TASK PROMPT – Each line that includes "condenada" must be copied from the records.

[Data records for software interfaces]
****
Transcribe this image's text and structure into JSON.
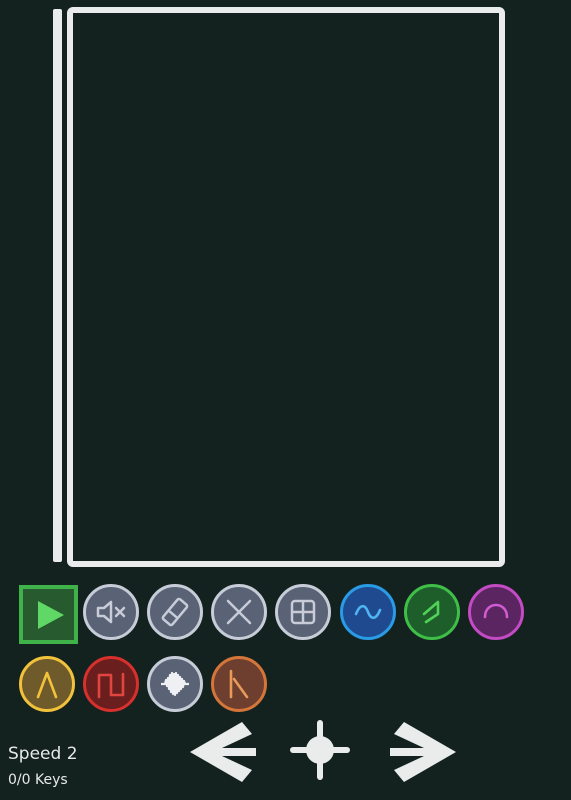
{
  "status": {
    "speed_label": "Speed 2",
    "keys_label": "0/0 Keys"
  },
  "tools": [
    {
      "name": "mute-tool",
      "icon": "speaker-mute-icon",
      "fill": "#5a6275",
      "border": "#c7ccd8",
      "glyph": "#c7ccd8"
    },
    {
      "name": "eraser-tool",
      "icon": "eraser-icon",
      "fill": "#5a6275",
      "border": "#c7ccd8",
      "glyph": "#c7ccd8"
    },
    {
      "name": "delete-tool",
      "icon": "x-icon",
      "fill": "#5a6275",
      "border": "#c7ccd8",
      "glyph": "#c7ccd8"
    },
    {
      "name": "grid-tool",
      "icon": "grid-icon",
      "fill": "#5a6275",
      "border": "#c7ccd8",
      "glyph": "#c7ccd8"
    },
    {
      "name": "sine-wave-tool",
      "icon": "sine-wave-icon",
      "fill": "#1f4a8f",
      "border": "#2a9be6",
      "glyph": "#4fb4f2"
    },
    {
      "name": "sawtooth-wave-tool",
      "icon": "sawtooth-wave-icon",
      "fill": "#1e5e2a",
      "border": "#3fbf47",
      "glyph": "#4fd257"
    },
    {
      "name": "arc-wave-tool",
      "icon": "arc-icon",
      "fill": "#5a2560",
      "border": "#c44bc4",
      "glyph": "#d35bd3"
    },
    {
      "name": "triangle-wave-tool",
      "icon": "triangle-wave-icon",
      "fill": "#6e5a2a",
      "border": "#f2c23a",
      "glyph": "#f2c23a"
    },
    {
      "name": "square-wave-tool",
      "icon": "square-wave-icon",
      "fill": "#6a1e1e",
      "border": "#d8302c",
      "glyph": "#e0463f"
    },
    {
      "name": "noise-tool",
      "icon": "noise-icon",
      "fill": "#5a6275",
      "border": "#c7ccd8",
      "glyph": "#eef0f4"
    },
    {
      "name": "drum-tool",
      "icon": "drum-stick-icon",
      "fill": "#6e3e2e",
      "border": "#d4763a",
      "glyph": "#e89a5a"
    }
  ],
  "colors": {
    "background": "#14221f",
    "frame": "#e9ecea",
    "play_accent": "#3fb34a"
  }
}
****
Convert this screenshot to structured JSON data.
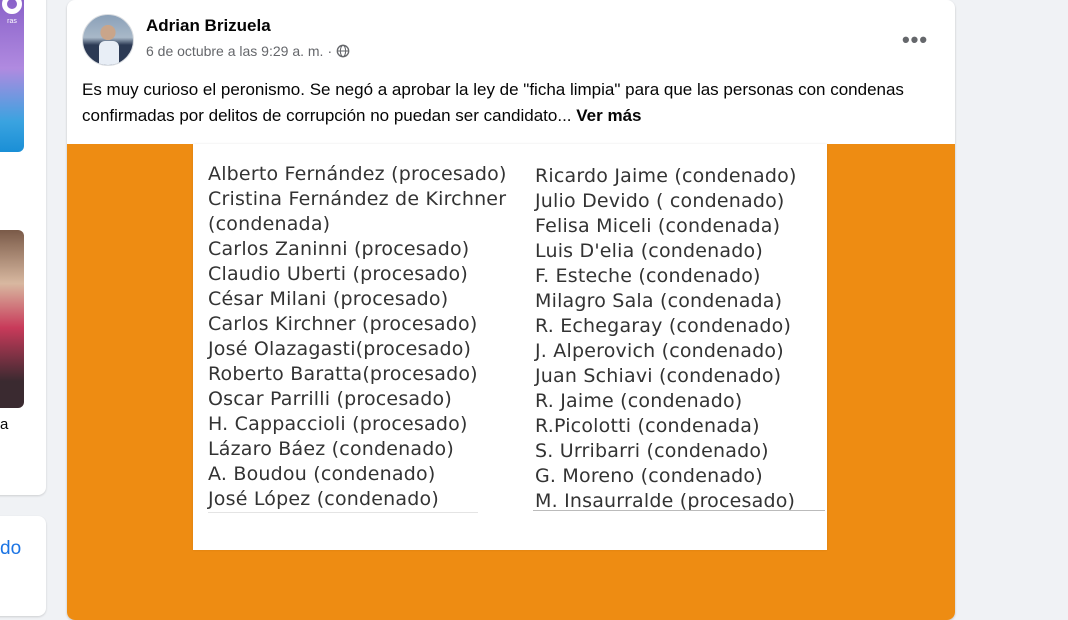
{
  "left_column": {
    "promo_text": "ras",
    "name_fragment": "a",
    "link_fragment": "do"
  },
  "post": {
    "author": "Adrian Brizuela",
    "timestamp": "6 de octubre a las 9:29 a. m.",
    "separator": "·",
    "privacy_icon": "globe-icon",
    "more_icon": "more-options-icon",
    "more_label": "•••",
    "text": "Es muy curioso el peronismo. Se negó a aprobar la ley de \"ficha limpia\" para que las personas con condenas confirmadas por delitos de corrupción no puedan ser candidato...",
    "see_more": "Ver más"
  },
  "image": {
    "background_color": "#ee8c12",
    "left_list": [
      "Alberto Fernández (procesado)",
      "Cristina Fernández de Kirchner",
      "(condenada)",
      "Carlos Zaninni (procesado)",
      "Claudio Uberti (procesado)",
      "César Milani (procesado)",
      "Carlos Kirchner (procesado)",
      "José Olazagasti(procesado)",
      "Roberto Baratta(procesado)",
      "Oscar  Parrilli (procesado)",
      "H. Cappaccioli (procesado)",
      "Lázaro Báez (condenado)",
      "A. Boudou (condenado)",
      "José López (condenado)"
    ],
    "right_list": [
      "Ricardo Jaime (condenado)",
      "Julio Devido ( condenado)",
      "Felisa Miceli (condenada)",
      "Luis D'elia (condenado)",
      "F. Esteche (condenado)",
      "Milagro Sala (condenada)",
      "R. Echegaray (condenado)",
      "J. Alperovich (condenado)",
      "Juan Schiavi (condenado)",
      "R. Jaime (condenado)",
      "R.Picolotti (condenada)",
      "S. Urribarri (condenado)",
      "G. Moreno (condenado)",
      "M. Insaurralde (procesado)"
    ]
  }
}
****
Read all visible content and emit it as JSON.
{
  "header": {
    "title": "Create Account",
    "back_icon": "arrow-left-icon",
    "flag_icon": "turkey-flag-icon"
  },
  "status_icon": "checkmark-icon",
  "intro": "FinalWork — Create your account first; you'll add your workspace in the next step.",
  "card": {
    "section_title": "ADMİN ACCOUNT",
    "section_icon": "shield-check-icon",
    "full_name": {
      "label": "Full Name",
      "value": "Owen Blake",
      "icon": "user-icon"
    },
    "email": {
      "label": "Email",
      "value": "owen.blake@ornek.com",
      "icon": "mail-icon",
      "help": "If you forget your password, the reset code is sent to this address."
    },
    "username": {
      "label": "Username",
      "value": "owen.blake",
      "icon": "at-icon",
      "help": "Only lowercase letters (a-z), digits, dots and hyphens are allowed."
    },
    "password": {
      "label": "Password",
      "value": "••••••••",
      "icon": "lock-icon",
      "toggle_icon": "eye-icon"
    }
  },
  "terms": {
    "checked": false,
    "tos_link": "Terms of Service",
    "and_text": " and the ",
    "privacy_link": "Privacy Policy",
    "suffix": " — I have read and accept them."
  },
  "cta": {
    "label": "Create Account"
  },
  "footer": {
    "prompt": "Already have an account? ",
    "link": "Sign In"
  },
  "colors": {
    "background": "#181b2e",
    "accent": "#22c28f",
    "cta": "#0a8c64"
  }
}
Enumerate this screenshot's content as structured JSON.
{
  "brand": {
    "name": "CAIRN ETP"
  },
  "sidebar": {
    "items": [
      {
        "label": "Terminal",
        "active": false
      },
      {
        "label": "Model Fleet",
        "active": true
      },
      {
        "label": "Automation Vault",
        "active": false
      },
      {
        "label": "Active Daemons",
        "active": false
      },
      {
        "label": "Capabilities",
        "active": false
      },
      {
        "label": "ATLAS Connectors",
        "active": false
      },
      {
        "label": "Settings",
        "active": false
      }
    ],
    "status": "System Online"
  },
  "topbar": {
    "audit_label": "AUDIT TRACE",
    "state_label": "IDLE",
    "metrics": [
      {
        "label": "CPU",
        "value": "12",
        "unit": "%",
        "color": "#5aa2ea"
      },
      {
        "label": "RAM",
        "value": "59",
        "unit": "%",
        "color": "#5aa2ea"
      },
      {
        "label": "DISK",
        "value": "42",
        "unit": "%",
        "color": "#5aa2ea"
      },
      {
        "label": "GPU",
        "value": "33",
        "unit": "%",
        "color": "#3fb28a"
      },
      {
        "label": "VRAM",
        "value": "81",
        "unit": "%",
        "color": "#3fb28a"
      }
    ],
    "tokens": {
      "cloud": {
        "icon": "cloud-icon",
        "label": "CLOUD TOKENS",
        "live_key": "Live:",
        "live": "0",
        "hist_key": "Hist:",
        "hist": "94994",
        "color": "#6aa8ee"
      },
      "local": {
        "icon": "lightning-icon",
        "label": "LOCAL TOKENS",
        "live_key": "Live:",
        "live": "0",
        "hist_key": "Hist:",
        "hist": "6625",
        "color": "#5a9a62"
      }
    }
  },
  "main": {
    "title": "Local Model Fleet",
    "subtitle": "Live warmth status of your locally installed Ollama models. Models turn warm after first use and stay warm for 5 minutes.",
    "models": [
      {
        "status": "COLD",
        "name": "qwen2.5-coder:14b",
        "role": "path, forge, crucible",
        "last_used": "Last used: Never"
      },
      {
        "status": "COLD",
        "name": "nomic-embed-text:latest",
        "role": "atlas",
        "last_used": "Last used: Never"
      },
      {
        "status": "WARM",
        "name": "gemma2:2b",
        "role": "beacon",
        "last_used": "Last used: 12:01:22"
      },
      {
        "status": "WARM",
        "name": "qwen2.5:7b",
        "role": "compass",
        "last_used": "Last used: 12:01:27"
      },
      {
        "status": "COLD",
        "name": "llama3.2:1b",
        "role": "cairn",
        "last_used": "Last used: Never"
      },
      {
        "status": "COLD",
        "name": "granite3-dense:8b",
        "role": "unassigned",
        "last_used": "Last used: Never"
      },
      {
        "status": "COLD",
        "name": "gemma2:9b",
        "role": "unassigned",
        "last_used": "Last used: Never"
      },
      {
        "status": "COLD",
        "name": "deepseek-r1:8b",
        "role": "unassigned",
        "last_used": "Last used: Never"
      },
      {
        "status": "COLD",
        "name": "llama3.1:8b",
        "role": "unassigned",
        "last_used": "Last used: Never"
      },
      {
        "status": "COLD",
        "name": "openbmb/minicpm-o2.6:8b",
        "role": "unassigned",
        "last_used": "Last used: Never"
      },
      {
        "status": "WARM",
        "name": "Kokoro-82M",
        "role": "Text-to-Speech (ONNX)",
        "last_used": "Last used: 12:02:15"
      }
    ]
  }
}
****
OUTPUT FOR THIS TASK –
      "(condenada)",
      "Felisa Miceli (condenada)",
      "Milagro Sala (condenada)",
      "R.Picolotti (condenada)",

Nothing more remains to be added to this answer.